Gamby v. First Nat'l Bank of Omaha,
2009 WL 963116 (E.D. Mich. Apr.8, 2009) (citing Fed.R.Civ.P.
26(b)(1)). FRCP 26 states that
[p]arties may obtain discovery regarding any nonprivileged
matter that is relevant to any party's claim or defense
and proportional to the needs of the case, considering the
importance of the issues at stake in the action, the amount
in controversy, the parties' relative access to relevant
information, the parties' resources, the importance of
the discovery in resolving the issues, and whether the burden
or expense of the proposed discovery outweighs its likely
argue that inspection is necessary to determine
“precisely what this tuner was (and whether there have
been other modifications), and [claim they are] entitled to
present evidence of how the device worked and what impact it
had on the vehicle's emissions.” ECF No. 229 at
PageID.15107-15108 (emphasis omitted). Plaintiffs claim that
Mr. Long responded to these questions during his deposition,
namely that tuners affect emission systems in vehicles and
that the tuner likely operated in the same fashion on Mr.
Long's vehicle. ECF No. 219 at PageID.14316.
the FRCP 26(b) factors to the case at hand, Plaintiffs and
Defendants have resolved the concerns regarding inconvenience
to Mr. Long by ensuring Mr. Long has a loaner vehicle to use
and Defendants willingness to let Mr. Long select the
dealership for the inspection, thereby limiting the burden on
Mr. Long. Other factors, the amount in controversy in this
case and the importance of the issues at stake, support
allowing the inspection in order to fully develop the facts
of the case and the legal record. As such, the parties'
access to information factor weighs in favor of allowing the
inspection. Defendants do not have access to information
about the specifics of the modifications Mr. Long made to his
vehicle because Mr. Long admits he did the modifications
himself and that his vehicle has not been emissions tested
after he added the tuner. The parties' resources and the
burden to the party being inspected also weigh in favor of
inspection. The overall burden to Mr. Long is low and
Defendants have no other means to obtain this information
without an inspection.
last two factors - the relevance of the information to be
learned and the importance of the discovery material in the
case also favor an inspection. Plaintiffs assert Defendants
created a cheat device that increases emissions when the
vehicle is not being tested. ECF No. 94 at PageID.6192-6198.

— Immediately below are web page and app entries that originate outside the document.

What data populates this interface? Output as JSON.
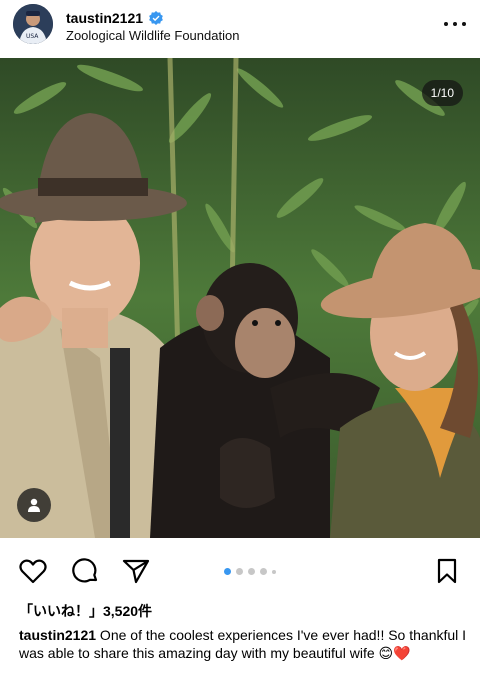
{
  "post": {
    "username": "taustin2121",
    "location": "Zoological Wildlife Foundation",
    "carousel_counter": "1/10",
    "likes": "「いいね！」3,520件",
    "caption_text": " One of the coolest experiences I've ever had!! So thankful I was able to share this amazing day with my beautiful wife ",
    "caption_emojis": "😊❤️"
  },
  "icons": {
    "verified": "verified-badge-icon",
    "more": "more-options-icon",
    "like": "heart-icon",
    "comment": "comment-icon",
    "share": "paper-plane-icon",
    "save": "bookmark-icon",
    "tags": "person-tag-icon"
  },
  "colors": {
    "verified": "#3897f0",
    "active_dot": "#3897f0",
    "inactive_dot": "#c7c7c7"
  },
  "carousel": {
    "total": 10,
    "current": 1
  }
}
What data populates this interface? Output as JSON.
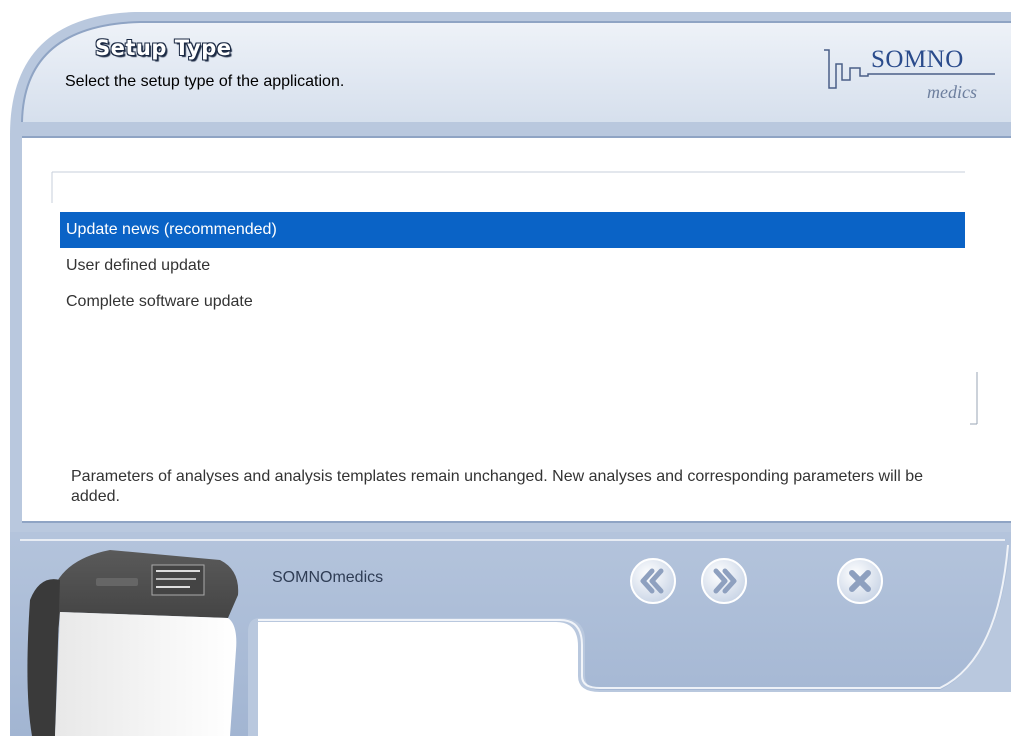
{
  "header": {
    "title": "Setup Type",
    "subtitle": "Select the setup type of the application."
  },
  "logo": {
    "line1": "SOMNO",
    "line2": "medics"
  },
  "options": [
    {
      "label": "Update news (recommended)",
      "selected": true
    },
    {
      "label": "User defined update",
      "selected": false
    },
    {
      "label": "Complete software update",
      "selected": false
    }
  ],
  "description": "Parameters of analyses and analysis templates remain unchanged. New analyses and corresponding parameters will be added.",
  "footer": {
    "brand": "SOMNOmedics"
  },
  "nav": {
    "back_icon": "double-chevron-left-icon",
    "next_icon": "double-chevron-right-icon",
    "close_icon": "close-x-icon"
  },
  "colors": {
    "selection": "#0a63c6",
    "frame": "#9db0cd",
    "header_bg": "#dce4f0",
    "logo_text": "#2a4b8c"
  }
}
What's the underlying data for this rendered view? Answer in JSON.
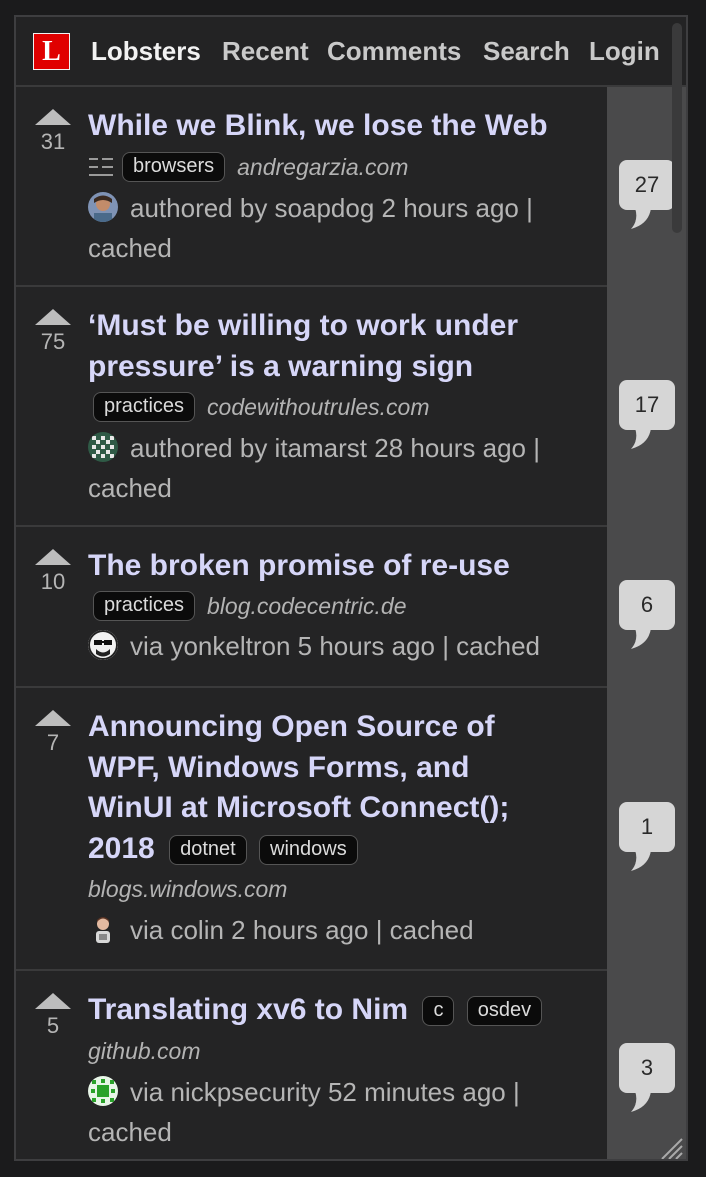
{
  "nav": {
    "logo_letter": "L",
    "brand": "Lobsters",
    "recent": "Recent",
    "comments": "Comments",
    "search": "Search",
    "login": "Login"
  },
  "stories": [
    {
      "score": "31",
      "title": "While we Blink, we lose the Web",
      "tags": [
        "browsers"
      ],
      "domain": "andregarzia.com",
      "byline_1": "authored by soapdog 2 hours ago |",
      "byline_2": "cached",
      "comments": "27"
    },
    {
      "score": "75",
      "title_1": "‘Must be willing to work under",
      "title_2": "pressure’ is a warning sign",
      "tags": [
        "practices"
      ],
      "domain": "codewithoutrules.com",
      "byline_1": "authored by itamarst 28 hours ago |",
      "byline_2": "cached",
      "comments": "17"
    },
    {
      "score": "10",
      "title": "The broken promise of re-use",
      "tags": [
        "practices"
      ],
      "domain": "blog.codecentric.de",
      "byline_1": "via yonkeltron 5 hours ago | cached",
      "comments": "6"
    },
    {
      "score": "7",
      "title_1": "Announcing Open Source of",
      "title_2": "WPF, Windows Forms, and",
      "title_3": "WinUI at Microsoft Connect();",
      "title_4": "2018",
      "tags": [
        "dotnet",
        "windows"
      ],
      "domain": "blogs.windows.com",
      "byline_1": "via colin 2 hours ago | cached",
      "comments": "1"
    },
    {
      "score": "5",
      "title": "Translating xv6 to Nim",
      "tags": [
        "c",
        "osdev"
      ],
      "domain": "github.com",
      "byline_1": "via nickpsecurity 52 minutes ago |",
      "byline_2": "cached",
      "comments": "3"
    }
  ]
}
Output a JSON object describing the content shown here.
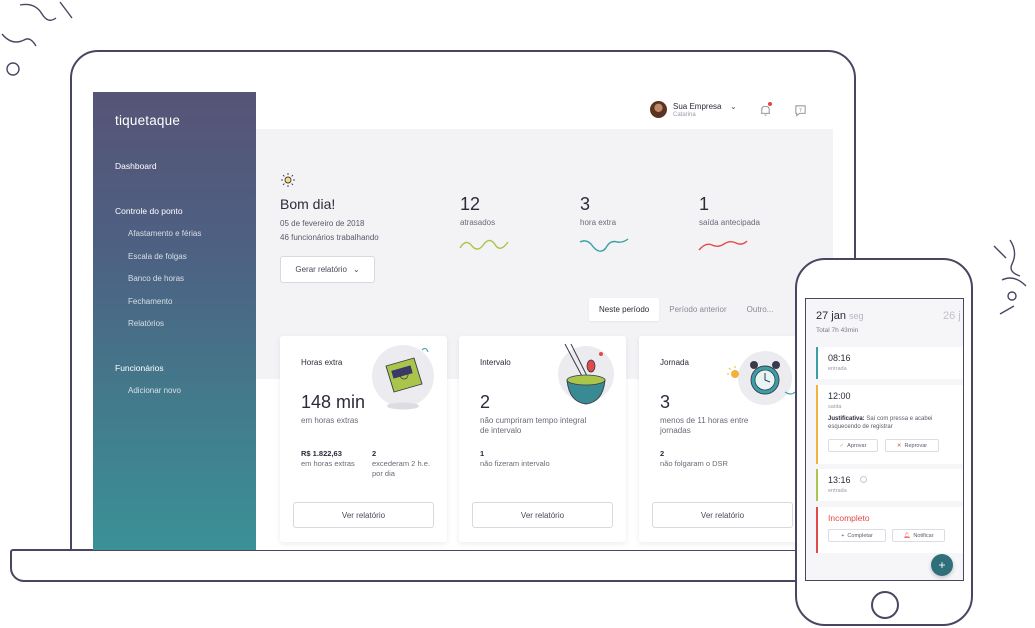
{
  "sidebar": {
    "logo": "tiquetaque",
    "dashboard": "Dashboard",
    "section_ponto": "Controle do ponto",
    "ponto_items": [
      "Afastamento e férias",
      "Escala de folgas",
      "Banco de horas",
      "Fechamento",
      "Relatórios"
    ],
    "section_funcionarios": "Funcionários",
    "funcionarios_items": [
      "Adicionar novo"
    ]
  },
  "topbar": {
    "company": "Sua Empresa",
    "user": "Catarina",
    "notification_icon": "bell-icon",
    "help_icon": "chat-icon"
  },
  "header": {
    "greeting": "Bom dia!",
    "date": "05 de fevereiro de 2018",
    "working": "46 funcionários trabalhando",
    "report_button": "Gerar relatório"
  },
  "stats": [
    {
      "value": "12",
      "label": "atrasados",
      "color": "#a9c54a"
    },
    {
      "value": "3",
      "label": "hora extra",
      "color": "#3aa0a8"
    },
    {
      "value": "1",
      "label": "saída antecipada",
      "color": "#e04a4a"
    }
  ],
  "tabs": [
    "Neste período",
    "Período anterior",
    "Outro..."
  ],
  "cards": [
    {
      "title": "Horas extra",
      "big": "148 min",
      "desc": "em horas extras",
      "sub1_value": "R$ 1.822,63",
      "sub1_text": "em horas extras",
      "sub2_value": "2",
      "sub2_text": "excederam 2 h.e. por dia",
      "button": "Ver relatório"
    },
    {
      "title": "Intervalo",
      "big": "2",
      "desc": "não cumpriram tempo integral de intervalo",
      "sub1_value": "1",
      "sub1_text": "não fizeram intervalo",
      "button": "Ver relatório"
    },
    {
      "title": "Jornada",
      "big": "3",
      "desc": "menos de 11 horas entre jornadas",
      "sub1_value": "2",
      "sub1_text": "não folgaram o DSR",
      "button": "Ver relatório"
    }
  ],
  "phone": {
    "date": "27 jan",
    "weekday": "seg",
    "next_date": "26 j",
    "total": "Total 7h 43min",
    "entries": [
      {
        "time": "08:16",
        "label": "entrada",
        "color": "#3aa0a8"
      },
      {
        "time": "12:00",
        "label": "saída",
        "color": "#f0b23a",
        "justification_label": "Justificativa:",
        "justification_text": "Saí com pressa e acabei esquecendo de registrar",
        "approve": "Aprovar",
        "reject": "Reprovar"
      },
      {
        "time": "13:16",
        "label": "entrada",
        "color": "#a9c54a"
      },
      {
        "status": "Incompleto",
        "color": "#e04a4a",
        "complete": "Completar",
        "notify": "Notificar"
      }
    ],
    "fab": "+"
  }
}
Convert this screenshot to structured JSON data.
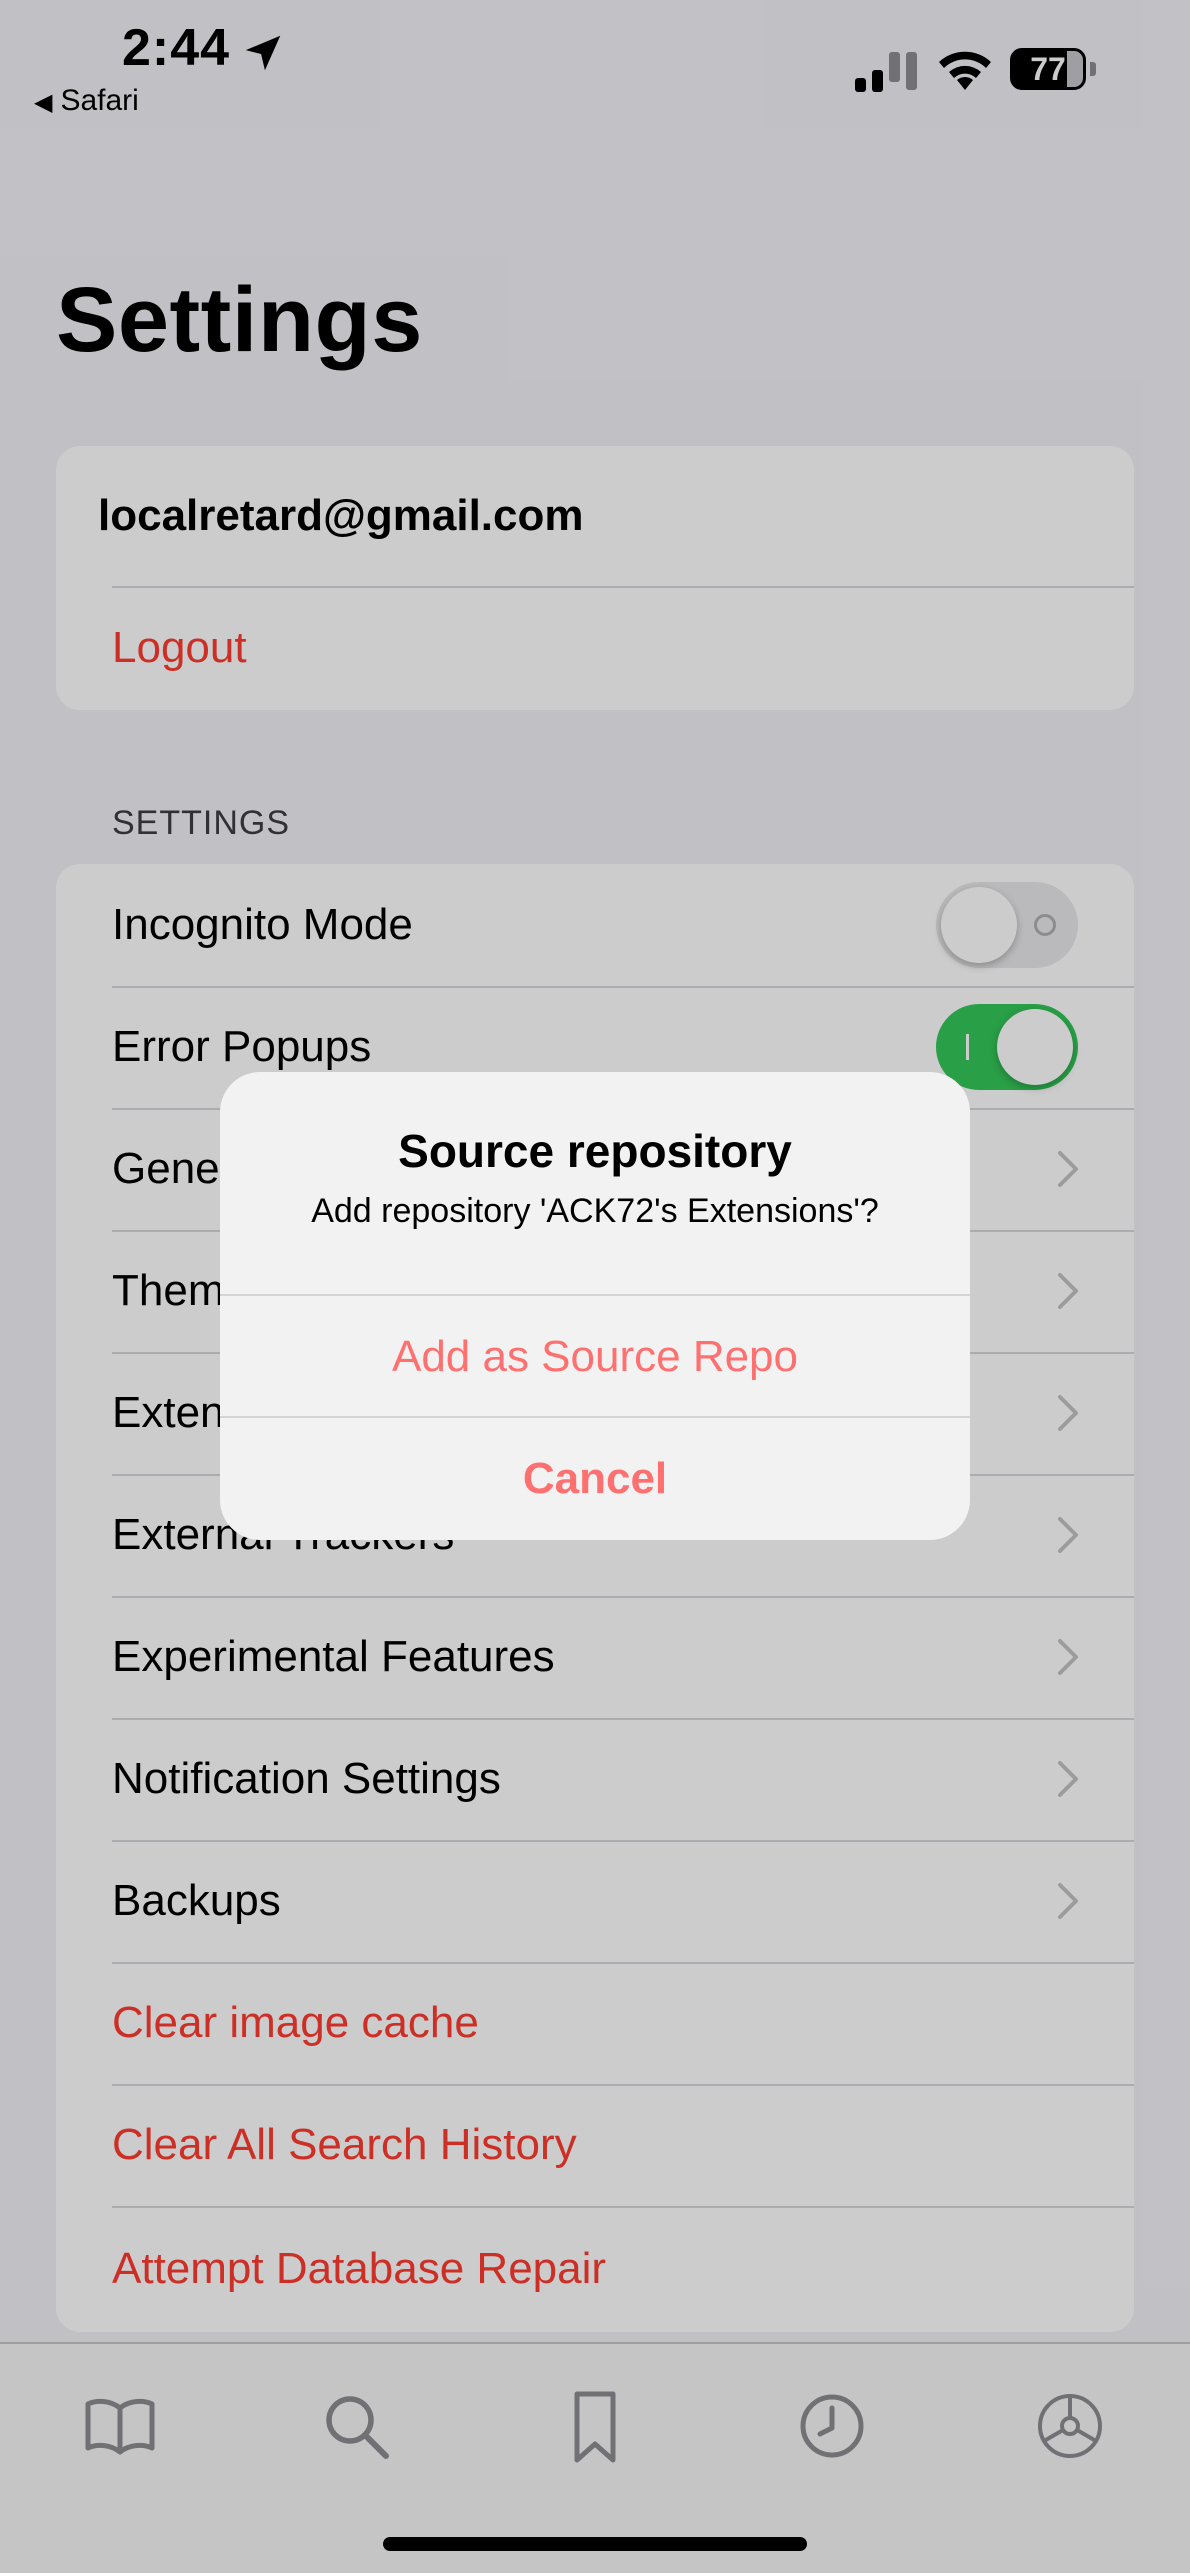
{
  "status": {
    "time": "2:44",
    "back_app": "Safari",
    "battery": "77"
  },
  "page": {
    "title": "Settings"
  },
  "account": {
    "email": "localretard@gmail.com",
    "logout": "Logout"
  },
  "settings": {
    "section_label": "SETTINGS",
    "incognito": {
      "label": "Incognito Mode",
      "on": false
    },
    "error_popups": {
      "label": "Error Popups",
      "on": true
    },
    "general": "General",
    "themes": "Themes",
    "extensions": "Extensions",
    "external_trackers": "External Trackers",
    "experimental": "Experimental Features",
    "notifications": "Notification Settings",
    "backups": "Backups",
    "clear_cache": "Clear image cache",
    "clear_history": "Clear All Search History",
    "db_repair": "Attempt Database Repair"
  },
  "tabbar": {
    "items": [
      "library-icon",
      "search-icon",
      "bookmark-icon",
      "history-icon",
      "settings-icon"
    ],
    "active": "settings"
  },
  "alert": {
    "title": "Source repository",
    "message": "Add repository 'ACK72's Extensions'?",
    "primary": "Add as Source Repo",
    "cancel": "Cancel"
  },
  "colors": {
    "destructive": "#ff3b30",
    "toggle_on": "#34c759",
    "alert_button": "#ff7070"
  }
}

Plaintiffs also state they paid up to $2, 400 more for a
clean diesel Chevrolet Cruze compared to a similar vehicle
because of the reduced emissions. ECF No. 1 at PageID.59.
When the Court denied Bosch's Motion to Dismiss, it
recognized the potential economic harm if Plaintiffs paid up
to an extra $2400 for the vehicle because of the expected
environmental benefits but received a vehicle that did not
have reduced emissions. ECF No. 122 at PageID.8298-8299.
However, Mr. Long admitted he paid over $1200 to purchase a
tuner in an effort to supposedly increase his gas mileage.
Despite the warnings on the tuner's website and Mr.
Long's history of doing his own mechanical work on his
vehicle, Mr. Long stated he was unaware that the tuner would
change his emissions. Therefore, there is an open question of
whether Mr. Long has a claim against ...